Curiously, bacteria—single-celled organisms that are among the simplest living things—are well known for working together, creating problem-solving units that are more than the sum of their parts. For example, to protect themselves from your immune system, the bacteria in your mouth will unionize to form a film on your teeth known as dental plaque. Myxococcus, a type of bacteria that lives in soil, forms thread-like networks between microbes so that they can hunt prey in a pack. Many bacteria, including E.coli, are also capable of communicating among themselves to determine if microbes nearby are their own species or an enemy, by exchanging certain chemicals in a process known as “quorum sensing.”
In Phan’s case, he wanted to see if the bacteria could navigate his labyrinth. So in the next phase of the research, a colleague etched Phan’s winding pathways on a small silicon chip, and the researchers trapped around 10 E.coli bacteria in the center. Then they flooded the chip with the bacteria’s favorite food, a broth that “smells like chicken soup,” according to Phan, and then observed them through a microscope.
In a new paper accepted to Physical Review X, his team showed that bacteria succeeded at the task as they ate—and reproduced—their way around the maze. (By the end of the experiment, the 10 bacteria had become more than a million.) As they cleared paths of food, the E.coli tended to move toward unexplored, broth-rich areas, which ultimately helped them evacuate the maze. It took about 10 hours for about 1 percent of the multiple generations of bacteria to collectively solve the puzzle. That may not sound fast, but it’s five times faster than if the organisms had just been swimming around randomly, says Phan.
In addition to running that maze, Phan confined the bacteria to the center of a different puzzle, a tree-shaped trap resembling the fractal-like structure inside human lungs that had no exits. The motive of this experiment was to study how the bacteria would behave when facing a dead end.
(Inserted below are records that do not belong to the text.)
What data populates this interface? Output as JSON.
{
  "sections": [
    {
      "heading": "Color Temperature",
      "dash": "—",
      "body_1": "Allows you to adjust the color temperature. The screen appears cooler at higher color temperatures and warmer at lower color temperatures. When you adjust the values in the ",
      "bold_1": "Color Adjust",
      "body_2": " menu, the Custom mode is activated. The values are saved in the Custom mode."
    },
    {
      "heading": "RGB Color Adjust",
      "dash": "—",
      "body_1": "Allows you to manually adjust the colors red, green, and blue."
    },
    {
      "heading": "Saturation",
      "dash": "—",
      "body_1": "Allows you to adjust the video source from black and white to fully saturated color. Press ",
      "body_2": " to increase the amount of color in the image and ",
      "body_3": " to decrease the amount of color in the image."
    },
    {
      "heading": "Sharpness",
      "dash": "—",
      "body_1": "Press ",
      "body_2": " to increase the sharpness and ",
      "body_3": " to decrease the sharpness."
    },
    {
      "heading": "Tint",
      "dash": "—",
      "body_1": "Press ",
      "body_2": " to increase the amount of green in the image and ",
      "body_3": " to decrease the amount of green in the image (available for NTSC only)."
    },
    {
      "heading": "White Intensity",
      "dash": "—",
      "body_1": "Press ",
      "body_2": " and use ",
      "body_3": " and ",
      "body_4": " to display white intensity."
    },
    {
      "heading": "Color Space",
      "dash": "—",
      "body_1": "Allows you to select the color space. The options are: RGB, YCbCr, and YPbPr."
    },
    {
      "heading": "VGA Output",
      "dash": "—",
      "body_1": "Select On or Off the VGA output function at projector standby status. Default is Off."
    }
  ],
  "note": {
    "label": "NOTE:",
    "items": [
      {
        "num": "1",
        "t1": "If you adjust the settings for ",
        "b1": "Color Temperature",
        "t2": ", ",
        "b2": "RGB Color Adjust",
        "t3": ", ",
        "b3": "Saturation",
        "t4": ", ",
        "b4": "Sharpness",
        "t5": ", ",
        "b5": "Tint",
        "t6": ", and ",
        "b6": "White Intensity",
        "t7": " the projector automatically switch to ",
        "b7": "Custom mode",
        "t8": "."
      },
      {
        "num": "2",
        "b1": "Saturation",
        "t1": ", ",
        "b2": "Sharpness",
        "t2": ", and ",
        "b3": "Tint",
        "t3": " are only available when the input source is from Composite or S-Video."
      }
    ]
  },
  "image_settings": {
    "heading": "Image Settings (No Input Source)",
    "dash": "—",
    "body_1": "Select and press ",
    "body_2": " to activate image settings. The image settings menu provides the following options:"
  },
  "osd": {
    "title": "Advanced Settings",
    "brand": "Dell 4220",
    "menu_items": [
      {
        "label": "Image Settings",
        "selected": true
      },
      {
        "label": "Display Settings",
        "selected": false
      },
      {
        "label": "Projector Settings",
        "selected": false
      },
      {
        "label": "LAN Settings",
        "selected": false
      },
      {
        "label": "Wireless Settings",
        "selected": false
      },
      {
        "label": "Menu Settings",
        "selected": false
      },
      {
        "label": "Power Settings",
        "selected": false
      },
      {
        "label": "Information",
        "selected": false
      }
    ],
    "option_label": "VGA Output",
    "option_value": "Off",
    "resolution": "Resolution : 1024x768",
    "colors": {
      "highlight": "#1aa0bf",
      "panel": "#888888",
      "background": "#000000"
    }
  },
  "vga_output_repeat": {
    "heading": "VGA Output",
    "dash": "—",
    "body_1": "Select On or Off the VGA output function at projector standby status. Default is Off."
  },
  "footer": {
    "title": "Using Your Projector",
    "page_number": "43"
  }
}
They found that the bacteria would quickly get trapped in the smallest branches of the fractal, but then, unexpectedly, they would build up in clumps and collectively launch themselves in waves out of the dead ends. The wave behavior seemed to arise from inter-bacterial communication, with the microbes responding to chemicals emitted by their compatriots. “The bacteria definitely work together,” says Phan.